On the Corner
A passion for social justice
by Robert Docter –
In his hometown, the small and ancient Galilean village of Nazareth, ridiculed by many, defended only by cliffs and steep slopes, Jesus began his earthly ministry. It came after a period of significant fasting that weakened him and by severe tempting by the devil. He stood in his home synagogue to proclaim the “office of Christ” – a commitment to social justice. They handed him a scroll of the writings of the prophet Isaiah. He chose to read the 61st chapter.
The Spirit of the Lord is on me because he has anointed meto preach good news to the poor.
He has sent me to proclaim freedom for the prisoners and recovery of sight for the blind, to release the oppressed, to proclaim the year of the Lord’s favor.
Luke 4:18,19 NIV
He rolled the scroll and returned it and, with every eye on him said:
You’ve just heard scripture make history. It came true just now in this place.
Luke 4:21 The Message

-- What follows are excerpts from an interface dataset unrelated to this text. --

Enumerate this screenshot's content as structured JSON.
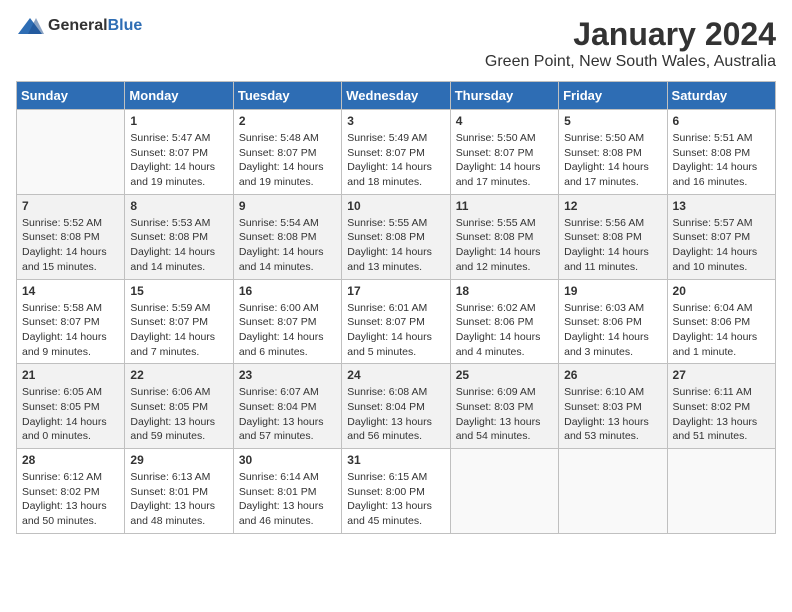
{
  "header": {
    "logo_general": "General",
    "logo_blue": "Blue",
    "title": "January 2024",
    "subtitle": "Green Point, New South Wales, Australia"
  },
  "days_of_week": [
    "Sunday",
    "Monday",
    "Tuesday",
    "Wednesday",
    "Thursday",
    "Friday",
    "Saturday"
  ],
  "weeks": [
    [
      {
        "day": "",
        "info": ""
      },
      {
        "day": "1",
        "info": "Sunrise: 5:47 AM\nSunset: 8:07 PM\nDaylight: 14 hours\nand 19 minutes."
      },
      {
        "day": "2",
        "info": "Sunrise: 5:48 AM\nSunset: 8:07 PM\nDaylight: 14 hours\nand 19 minutes."
      },
      {
        "day": "3",
        "info": "Sunrise: 5:49 AM\nSunset: 8:07 PM\nDaylight: 14 hours\nand 18 minutes."
      },
      {
        "day": "4",
        "info": "Sunrise: 5:50 AM\nSunset: 8:07 PM\nDaylight: 14 hours\nand 17 minutes."
      },
      {
        "day": "5",
        "info": "Sunrise: 5:50 AM\nSunset: 8:08 PM\nDaylight: 14 hours\nand 17 minutes."
      },
      {
        "day": "6",
        "info": "Sunrise: 5:51 AM\nSunset: 8:08 PM\nDaylight: 14 hours\nand 16 minutes."
      }
    ],
    [
      {
        "day": "7",
        "info": "Sunrise: 5:52 AM\nSunset: 8:08 PM\nDaylight: 14 hours\nand 15 minutes."
      },
      {
        "day": "8",
        "info": "Sunrise: 5:53 AM\nSunset: 8:08 PM\nDaylight: 14 hours\nand 14 minutes."
      },
      {
        "day": "9",
        "info": "Sunrise: 5:54 AM\nSunset: 8:08 PM\nDaylight: 14 hours\nand 14 minutes."
      },
      {
        "day": "10",
        "info": "Sunrise: 5:55 AM\nSunset: 8:08 PM\nDaylight: 14 hours\nand 13 minutes."
      },
      {
        "day": "11",
        "info": "Sunrise: 5:55 AM\nSunset: 8:08 PM\nDaylight: 14 hours\nand 12 minutes."
      },
      {
        "day": "12",
        "info": "Sunrise: 5:56 AM\nSunset: 8:08 PM\nDaylight: 14 hours\nand 11 minutes."
      },
      {
        "day": "13",
        "info": "Sunrise: 5:57 AM\nSunset: 8:07 PM\nDaylight: 14 hours\nand 10 minutes."
      }
    ],
    [
      {
        "day": "14",
        "info": "Sunrise: 5:58 AM\nSunset: 8:07 PM\nDaylight: 14 hours\nand 9 minutes."
      },
      {
        "day": "15",
        "info": "Sunrise: 5:59 AM\nSunset: 8:07 PM\nDaylight: 14 hours\nand 7 minutes."
      },
      {
        "day": "16",
        "info": "Sunrise: 6:00 AM\nSunset: 8:07 PM\nDaylight: 14 hours\nand 6 minutes."
      },
      {
        "day": "17",
        "info": "Sunrise: 6:01 AM\nSunset: 8:07 PM\nDaylight: 14 hours\nand 5 minutes."
      },
      {
        "day": "18",
        "info": "Sunrise: 6:02 AM\nSunset: 8:06 PM\nDaylight: 14 hours\nand 4 minutes."
      },
      {
        "day": "19",
        "info": "Sunrise: 6:03 AM\nSunset: 8:06 PM\nDaylight: 14 hours\nand 3 minutes."
      },
      {
        "day": "20",
        "info": "Sunrise: 6:04 AM\nSunset: 8:06 PM\nDaylight: 14 hours\nand 1 minute."
      }
    ],
    [
      {
        "day": "21",
        "info": "Sunrise: 6:05 AM\nSunset: 8:05 PM\nDaylight: 14 hours\nand 0 minutes."
      },
      {
        "day": "22",
        "info": "Sunrise: 6:06 AM\nSunset: 8:05 PM\nDaylight: 13 hours\nand 59 minutes."
      },
      {
        "day": "23",
        "info": "Sunrise: 6:07 AM\nSunset: 8:04 PM\nDaylight: 13 hours\nand 57 minutes."
      },
      {
        "day": "24",
        "info": "Sunrise: 6:08 AM\nSunset: 8:04 PM\nDaylight: 13 hours\nand 56 minutes."
      },
      {
        "day": "25",
        "info": "Sunrise: 6:09 AM\nSunset: 8:03 PM\nDaylight: 13 hours\nand 54 minutes."
      },
      {
        "day": "26",
        "info": "Sunrise: 6:10 AM\nSunset: 8:03 PM\nDaylight: 13 hours\nand 53 minutes."
      },
      {
        "day": "27",
        "info": "Sunrise: 6:11 AM\nSunset: 8:02 PM\nDaylight: 13 hours\nand 51 minutes."
      }
    ],
    [
      {
        "day": "28",
        "info": "Sunrise: 6:12 AM\nSunset: 8:02 PM\nDaylight: 13 hours\nand 50 minutes."
      },
      {
        "day": "29",
        "info": "Sunrise: 6:13 AM\nSunset: 8:01 PM\nDaylight: 13 hours\nand 48 minutes."
      },
      {
        "day": "30",
        "info": "Sunrise: 6:14 AM\nSunset: 8:01 PM\nDaylight: 13 hours\nand 46 minutes."
      },
      {
        "day": "31",
        "info": "Sunrise: 6:15 AM\nSunset: 8:00 PM\nDaylight: 13 hours\nand 45 minutes."
      },
      {
        "day": "",
        "info": ""
      },
      {
        "day": "",
        "info": ""
      },
      {
        "day": "",
        "info": ""
      }
    ]
  ]
}
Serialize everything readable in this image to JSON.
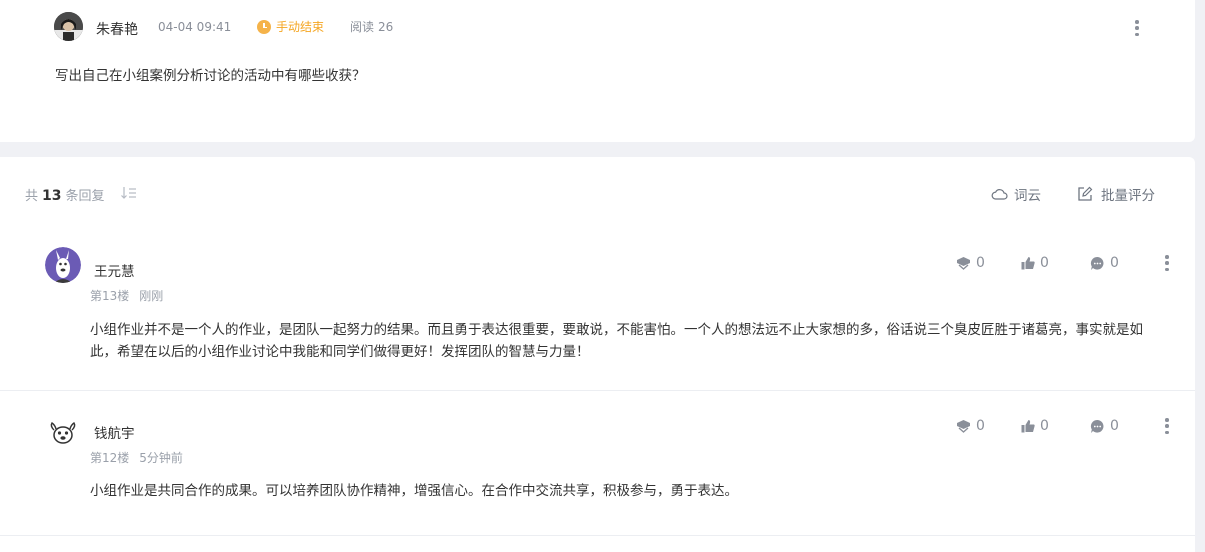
{
  "topic": {
    "author": "朱春艳",
    "time": "04-04 09:41",
    "status": "手动结束",
    "reads_label": "阅读",
    "reads_count": "26",
    "question": "写出自己在小组案例分析讨论的活动中有哪些收获？"
  },
  "replies_header": {
    "prefix": "共",
    "count": "13",
    "suffix": "条回复",
    "wordcloud_label": "词云",
    "batch_score_label": "批量评分"
  },
  "replies": [
    {
      "name": "王元慧",
      "floor": "第13楼",
      "time": "刚刚",
      "content": "小组作业并不是一个人的作业，是团队一起努力的结果。而且勇于表达很重要，要敢说，不能害怕。一个人的想法远不止大家想的多，俗话说三个臭皮匠胜于诸葛亮，事实就是如此，希望在以后的小组作业讨论中我能和同学们做得更好！发挥团队的智慧与力量！",
      "awards": "0",
      "likes": "0",
      "comments": "0"
    },
    {
      "name": "钱航宇",
      "floor": "第12楼",
      "time": "5分钟前",
      "content": "小组作业是共同合作的成果。可以培养团队协作精神，增强信心。在合作中交流共享，积极参与，勇于表达。",
      "awards": "0",
      "likes": "0",
      "comments": "0"
    }
  ],
  "colors": {
    "page_bg": "#f0f1f5",
    "status_orange": "#f5a623",
    "muted_text": "#8a8f99",
    "avatar_purple": "#6b5bb5"
  }
}
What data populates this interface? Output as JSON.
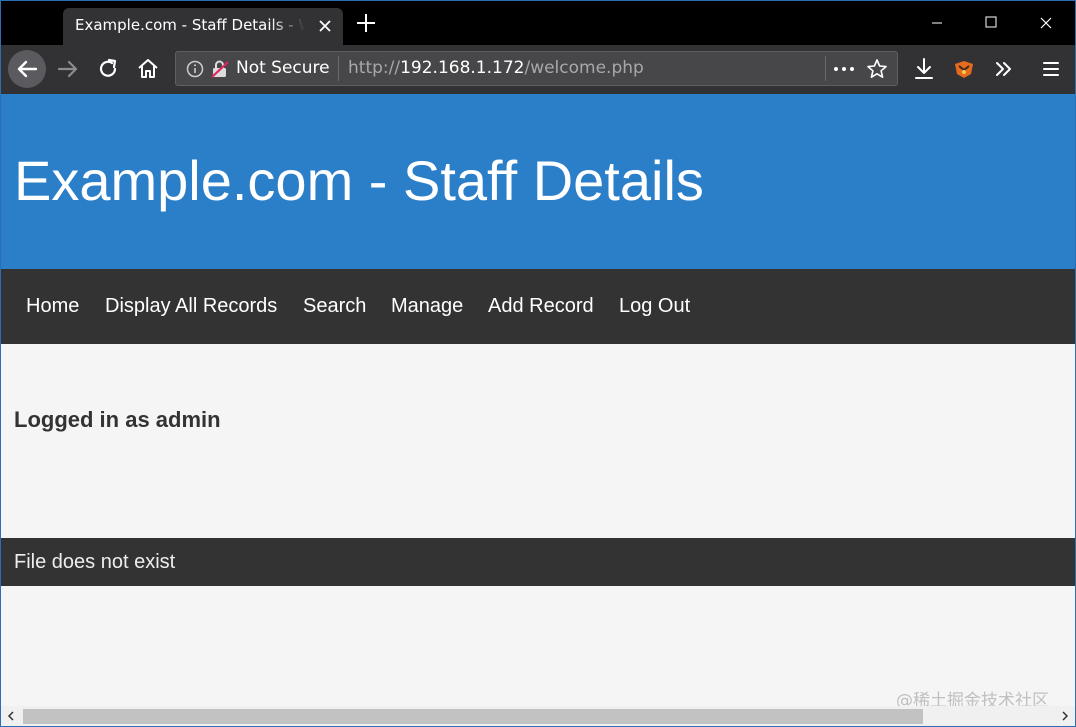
{
  "browser": {
    "tab_title": "Example.com - Staff Details - Welcome",
    "security_label": "Not Secure",
    "url_scheme": "http://",
    "url_host": "192.168.1.172",
    "url_path": "/welcome.php"
  },
  "page": {
    "site_title": "Example.com - Staff Details",
    "nav": [
      {
        "label": "Home"
      },
      {
        "label": "Display All Records"
      },
      {
        "label": "Search"
      },
      {
        "label": "Manage"
      },
      {
        "label": "Add Record"
      },
      {
        "label": "Log Out"
      }
    ],
    "logged_in_text": "Logged in as admin",
    "footer_text": "File does not exist"
  },
  "watermark": "@稀土掘金技术社区",
  "colors": {
    "header_bg": "#2b7fc9",
    "nav_bg": "#333333",
    "page_bg": "#f5f5f5",
    "chrome_bg": "#323234"
  },
  "icons": [
    "close-icon",
    "plus-icon",
    "minimize-icon",
    "maximize-icon",
    "back-icon",
    "forward-icon",
    "reload-icon",
    "home-icon",
    "info-icon",
    "insecure-lock-icon",
    "more-icon",
    "star-icon",
    "download-icon",
    "extension-icon",
    "overflow-icon",
    "menu-icon"
  ]
}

Have too many of us lost our early passion for social justice? Have we forgotten Booth’s historic commitment to social redemption? Has the fight gone out of us that Booth memorialized so forcefully in his “While women weep … ” speech?
In the Army today, where are the emulators of match factory purchasers – the organizers of marches on Parliament (Congress) in causes supporting the poor? Where are the crusaders for health care access for all as a basic right? Where are the advocates of a living wage? – confronters of a criminal justice system whose prisons hold a preponderance of people of color – crusaders opposing a mental health system that has to start on the streets of skid row?
Listen to me, you who pursue righteousness and who seek the Lord:
Look to the rock from which you were cut and to the quarry from which you were hewn.
Who speaks for the homeless, the poor, for the destitute, the marginalized? These are the least among us – the most different – in many ways disenfranchised and despairing. Whose voice stimulates the compassion of a caring community? Who challenges the moral fiber of a people willing to rush to the relief of a stricken population? Who leads the way to quicken the pain of an ignorant or ignored conscience?
Once, the Army’s voice was louder. Why are we more silent today? Has our great need to be liked inhibited our actions? What happened to our holy outrage? Where is the boldness of the past? This type of silence that ignores the plaintive call of the least among us is a sin! There’s no question that action in the cause of social justice is risky. Those hometown citizens of Nazareth almost tossed Jesus off the cliff. It is, however, much more risky to keep silent in the face of injustice.
Hear me, you who know what is right, you people who have my law in your heart.
Do not fear the reproach of men or be terrified by their insults.
Awake, awake! Clothe yourself with strength, O arm of the Lord; awake, as in days gone by, as in generations of old.
Isaiah 51: 7, 9
No one calls for justice…
The Lord looked and was displeased that there was no justice.
He saw that there was no one and was appalled that there was no one to intervene.
Isaiah 59:4, 15,16
This Army has many great programs designed to treat the needs of this least who live among us. We reach out to them with commitment and compassion. Let us continue our super-human, heroic struggle to aid the victims of injustice within our society and never slacken our resolve. Nevertheless, at the same time, let us not be so consumed by rescue operations that we fail to address, broadcast and work to change those factors that make them victims in the first place. This is the cause of social justice – to work to right wrongs before they work their debilitating damage on humanity.
In this nation today, let us remember that the pledge we recite so often closes with a goal we have not yet fully attained … with liberty and justice for all.